On 3 July Michael Heseltine announced a major DTI reorganisation which reshaped the Department to relate more closely to sectors of industry. Eleven new divisions were created, seven of which were sectoral divisions. 
1993 On 25th January a new hotline called 'Business in Europe' was launched to help UK companies to do business in Europe.

On 10 June the formation was announced of the new National Technology Centre to be created from Warren Spring Laboratory and AEA Technology. Warren Spring Laboratory ceased as a separate entity at the end of the financial year. 
1995 On 12th July, John Major undertook a cabinet re-shuffle, Michael Heseltine became Deputy Prime Minister and First Secretary of State. The new President of the Board of Trade and Secretary of State for Trade and Industry was Ian Lang. The Department of Employment was merged with the Department for Education to become Department for Education and Employment (DfEE) The DTI inherited the functions of industrial relations from the Employment Dept: also from the Cabinet Office came the Office of Science and Technology (OST). The Competitiveness Division and Deregulation Unit were transferred from DTI to the Cabinet Office. 
1997 After the general election of 1 May, Tony Blair, the new Prime Minister, announced his new cabinet on 6 May, appointing Margaret Beckett as the new President of the Board of Trade, Secretary of State for Trade & Industry. 
1998 On 27 July Tony Blair undertook a cabinet re-shuffle and appointed Peter Mandelson as Secretary of State for Trade and Industry. On 23 December Stephen Byers succeeded Peter Mandelson as Secretary of State. 
1999 In April, the Overseas Trade Services of the DTI were combined with the overseas posts of the Foreign and Commonwealth Office to form British Trade International. British Trade International is headed by a Chief Executive answerable directly to the Secretary of State for Trade & Industry and the Foreign Secretary. 
2001  After the general election of 7 June Patricia Hewitt was appointed as Secretary of State for Trade and Industry and Minister for Women. Patricia Hewitt became the DTI's longest serving Secretary of State.
At the same time there were major changes in the responsibilities of the DTI.  These included taking over responsibility for the Regional Development agencies and the construction industry from the former DETR.

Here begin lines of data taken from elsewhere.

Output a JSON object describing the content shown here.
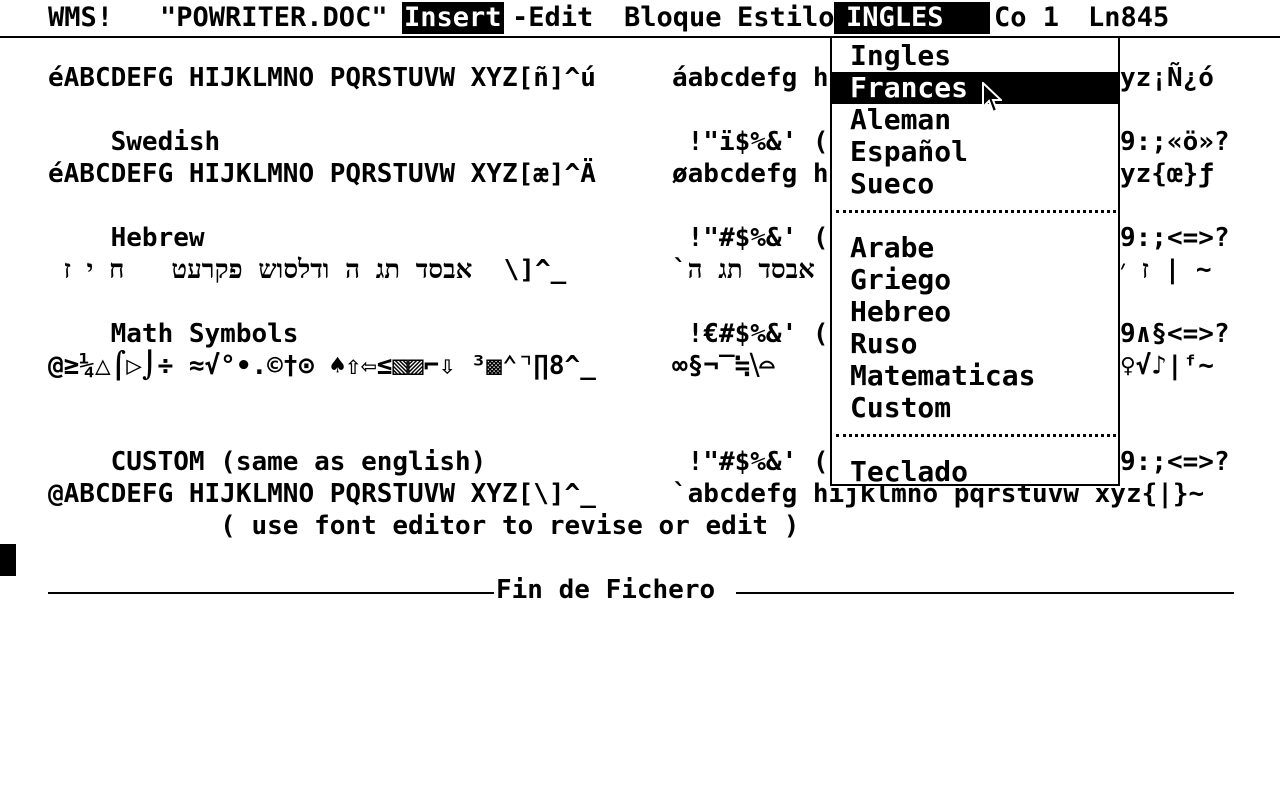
{
  "menubar": {
    "app": "WMS!",
    "filename": "\"POWRITER.DOC\"",
    "insert": "Insert",
    "edit": "-Edit",
    "bloque": "Bloque",
    "estilo": "Estilo",
    "language": "INGLES",
    "column": "Co 1",
    "line": "Ln845"
  },
  "document": {
    "lines": [
      {
        "left": "éABCDEFG HIJKLMNO PQRSTUVW XYZ[ñ]^ú",
        "right": "áabcdefg h",
        "tail": "yz¡Ñ¿ó"
      },
      {
        "left": "    Swedish",
        "right": " !\"ï$%&' (",
        "tail": "9:;«ö»?"
      },
      {
        "left": "éABCDEFG HIJKLMNO PQRSTUVW XYZ[æ]^Ä",
        "right": "øabcdefg h",
        "tail": "yz{œ}ƒ"
      },
      {
        "left": "    Hebrew",
        "right": " !\"#$%&' (",
        "tail": "9:;<=>?"
      },
      {
        "left": " אבסד תג ה ודלסוש פקרעט   ח י ז  \\]^_",
        "right": "`אבסד תג ה",
        "tail": "ז ׳ | ~"
      },
      {
        "left": "    Math Symbols",
        "right": " !€#$%&' (",
        "tail": "9∧§<=>?"
      },
      {
        "left": "@≥¼△⌠▷⌡÷ ≈√°•.©†⊙ ♠⇧⇦≤▧▨⌐⇩ ³▩⌃⌝∏8^_",
        "right": "∞§¬‾≒⧹⌓",
        "tail": "♀√♪|ᶠ~"
      },
      {
        "left": "    CUSTOM (same as english)",
        "right": " !\"#$%&' (",
        "tail": "9:;<=>?"
      },
      {
        "left": "@ABCDEFG HIJKLMNO PQRSTUVW XYZ[\\]^_",
        "right": "`abcdefg hijklmno pqrstuvw xyz{|}~",
        "tail": ""
      },
      {
        "left": "           ( use font editor to revise or edit )",
        "right": "",
        "tail": ""
      }
    ],
    "end_label": "Fin de Fichero"
  },
  "language_menu": {
    "items": [
      "Ingles",
      "Frances",
      "Aleman",
      "Español",
      "Sueco"
    ],
    "items2": [
      "Arabe",
      "Griego",
      "Hebreo",
      "Ruso",
      "Matematicas",
      "Custom"
    ],
    "items3": [
      "Teclado"
    ],
    "selected": "Frances"
  },
  "icons": {
    "pointer": "arrow-pointer-icon"
  },
  "colors": {
    "foreground": "#000000",
    "background": "#ffffff"
  }
}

Shared responsibility with the FCO for British Trade International was vested in a single Minister of State.  The Department also took over responsibility for Sunday trading and British summertime from the Home Office.

2002 Responsibility for the Women and Equality Unit was transferred from the Cabinet Office.

2004 Responsibility for the Shareholder Executive was transferred from the Cabinet Office.

2005 Following the May General Election the DTI's name was changed to the Department for Productivity, Energy and Industry. But within a week the old name had been reinstated.

2006 In May, following a ministerial reshuffle, responsibility for the Women and Equality Unit and the Women's National Commission were transferred to the Department for Communities & Local Government (DCLG). The DTI's Social Enterprise Unit and the Home Office's Active Communities Directorate were transferred to the Cabinet Office to form a new Office of the Third Sector.

In June 2007 three new departments were formed from the DTI, DFES and the Better Regulation Executive.  The work of the Office of Science and Innovation was moved to the new Department of Innovation, Universities and Skills.  The rest of DTI and the Better Regulation Executive (BRE) from the Cabinet Office became the Department for Business, Enterprise and Regulatory Reform with John Hutton as its first Secretary of State. The Regional Economic Performance Unit also transferred into BERR from the Department for Communities & Local Government (DCLG).